The best thing to do is work one column at a time, working from left to right. You want to get a "1" at the pivot position (the main diagonal element for that particular column) so divide the entire row by that number. (Unless, of course, it is 0. If so, swap with a lower row. If the pivot and all lower numbers in that column are 0, the matrix is not invertible). Then, to get a 0 in that column in rows both above and below that pivot row, subtract that number times the pivot row from the row.
Here, you have
Since there is already a 1 in the pivot position (first row first column) you don't have to do anything to the first row (divide by 1). There is a 1 in second row, first column so subtract (1 times) the first row from the second column. There is already a 0 in the first column of the third row so you don't have to do anything to the third row (subtract 0 times the first row from the third row).

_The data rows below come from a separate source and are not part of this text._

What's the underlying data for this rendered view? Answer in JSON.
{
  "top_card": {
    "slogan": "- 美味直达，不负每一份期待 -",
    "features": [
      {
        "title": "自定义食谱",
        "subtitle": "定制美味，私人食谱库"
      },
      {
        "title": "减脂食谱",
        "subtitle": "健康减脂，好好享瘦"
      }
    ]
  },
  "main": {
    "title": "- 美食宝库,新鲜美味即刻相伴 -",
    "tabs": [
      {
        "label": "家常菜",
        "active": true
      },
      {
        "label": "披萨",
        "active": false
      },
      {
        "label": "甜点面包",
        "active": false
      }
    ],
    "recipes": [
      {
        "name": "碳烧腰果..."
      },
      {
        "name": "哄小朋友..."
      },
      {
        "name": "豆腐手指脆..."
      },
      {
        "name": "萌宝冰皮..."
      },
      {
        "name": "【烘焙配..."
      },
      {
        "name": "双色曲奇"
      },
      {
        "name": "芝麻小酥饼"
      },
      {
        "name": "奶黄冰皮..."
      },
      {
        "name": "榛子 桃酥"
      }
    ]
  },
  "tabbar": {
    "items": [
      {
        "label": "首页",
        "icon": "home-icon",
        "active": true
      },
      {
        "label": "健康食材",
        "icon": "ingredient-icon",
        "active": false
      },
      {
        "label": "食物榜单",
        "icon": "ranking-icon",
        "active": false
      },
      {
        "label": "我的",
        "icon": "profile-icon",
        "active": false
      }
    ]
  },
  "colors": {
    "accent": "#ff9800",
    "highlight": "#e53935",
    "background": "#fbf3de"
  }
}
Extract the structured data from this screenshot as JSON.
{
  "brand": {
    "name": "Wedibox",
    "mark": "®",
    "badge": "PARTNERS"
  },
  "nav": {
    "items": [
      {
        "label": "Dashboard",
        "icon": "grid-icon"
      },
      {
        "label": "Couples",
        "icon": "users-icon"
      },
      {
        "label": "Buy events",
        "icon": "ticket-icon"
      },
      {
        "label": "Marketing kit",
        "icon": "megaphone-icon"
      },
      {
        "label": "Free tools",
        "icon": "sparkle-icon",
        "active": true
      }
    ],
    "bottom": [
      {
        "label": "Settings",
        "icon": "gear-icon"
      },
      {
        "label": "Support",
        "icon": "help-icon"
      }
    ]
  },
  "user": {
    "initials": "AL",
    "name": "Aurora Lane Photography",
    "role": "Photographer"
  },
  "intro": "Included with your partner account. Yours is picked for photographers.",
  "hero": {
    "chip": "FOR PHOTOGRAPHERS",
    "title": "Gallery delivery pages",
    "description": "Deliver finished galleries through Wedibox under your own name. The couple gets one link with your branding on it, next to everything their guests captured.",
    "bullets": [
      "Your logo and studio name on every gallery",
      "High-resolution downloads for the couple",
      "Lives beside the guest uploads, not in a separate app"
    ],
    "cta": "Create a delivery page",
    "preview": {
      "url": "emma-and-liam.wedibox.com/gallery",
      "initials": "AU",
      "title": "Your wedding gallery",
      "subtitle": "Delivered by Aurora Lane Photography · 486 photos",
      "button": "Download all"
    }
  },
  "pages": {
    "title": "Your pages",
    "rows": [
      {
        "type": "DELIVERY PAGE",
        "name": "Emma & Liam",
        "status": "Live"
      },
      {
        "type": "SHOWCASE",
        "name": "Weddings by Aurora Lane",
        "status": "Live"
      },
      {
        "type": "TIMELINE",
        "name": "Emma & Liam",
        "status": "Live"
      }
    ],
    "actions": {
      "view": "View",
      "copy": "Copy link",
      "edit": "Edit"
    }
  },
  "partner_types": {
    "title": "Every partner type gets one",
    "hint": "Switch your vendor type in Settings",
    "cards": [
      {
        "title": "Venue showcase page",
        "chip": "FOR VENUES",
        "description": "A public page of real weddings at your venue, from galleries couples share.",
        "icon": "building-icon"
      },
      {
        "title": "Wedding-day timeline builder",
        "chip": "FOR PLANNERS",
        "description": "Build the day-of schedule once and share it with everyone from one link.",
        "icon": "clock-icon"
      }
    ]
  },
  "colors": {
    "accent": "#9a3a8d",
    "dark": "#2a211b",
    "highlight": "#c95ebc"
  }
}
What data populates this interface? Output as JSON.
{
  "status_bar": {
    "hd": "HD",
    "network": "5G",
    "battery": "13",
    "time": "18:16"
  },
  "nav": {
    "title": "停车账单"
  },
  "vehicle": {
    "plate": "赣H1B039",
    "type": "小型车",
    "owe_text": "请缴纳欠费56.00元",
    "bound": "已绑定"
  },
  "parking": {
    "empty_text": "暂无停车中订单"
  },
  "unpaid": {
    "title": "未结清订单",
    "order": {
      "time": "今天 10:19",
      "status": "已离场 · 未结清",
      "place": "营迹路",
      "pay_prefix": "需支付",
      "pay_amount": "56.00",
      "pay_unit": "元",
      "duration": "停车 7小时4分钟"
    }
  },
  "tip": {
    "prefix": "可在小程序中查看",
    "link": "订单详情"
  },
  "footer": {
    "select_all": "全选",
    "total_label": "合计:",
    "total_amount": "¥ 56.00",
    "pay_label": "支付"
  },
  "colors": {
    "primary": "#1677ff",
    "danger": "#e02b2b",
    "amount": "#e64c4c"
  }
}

Now, we have a 0 in the pivot position (second row of the second column) so we have to swap the second and third rows
Since there is a 2 in the pivot position now, divide the second row by 2. Since there is a 1 in the first row of the second column, subtract 1 times the new second row from the first row. Since there is a 0 in the third row of the second column, subtract 0 times the new second row from the first row (in other words, don't change it).
The pivot position is now the third row of the third column. There is a 1 there so we don't have to do anything to the third row. There is a in the first row of the third column so we add the third row to the first row. There is a in the second row of the third column so we subtract the third row from the second row.
That is, the inverse to is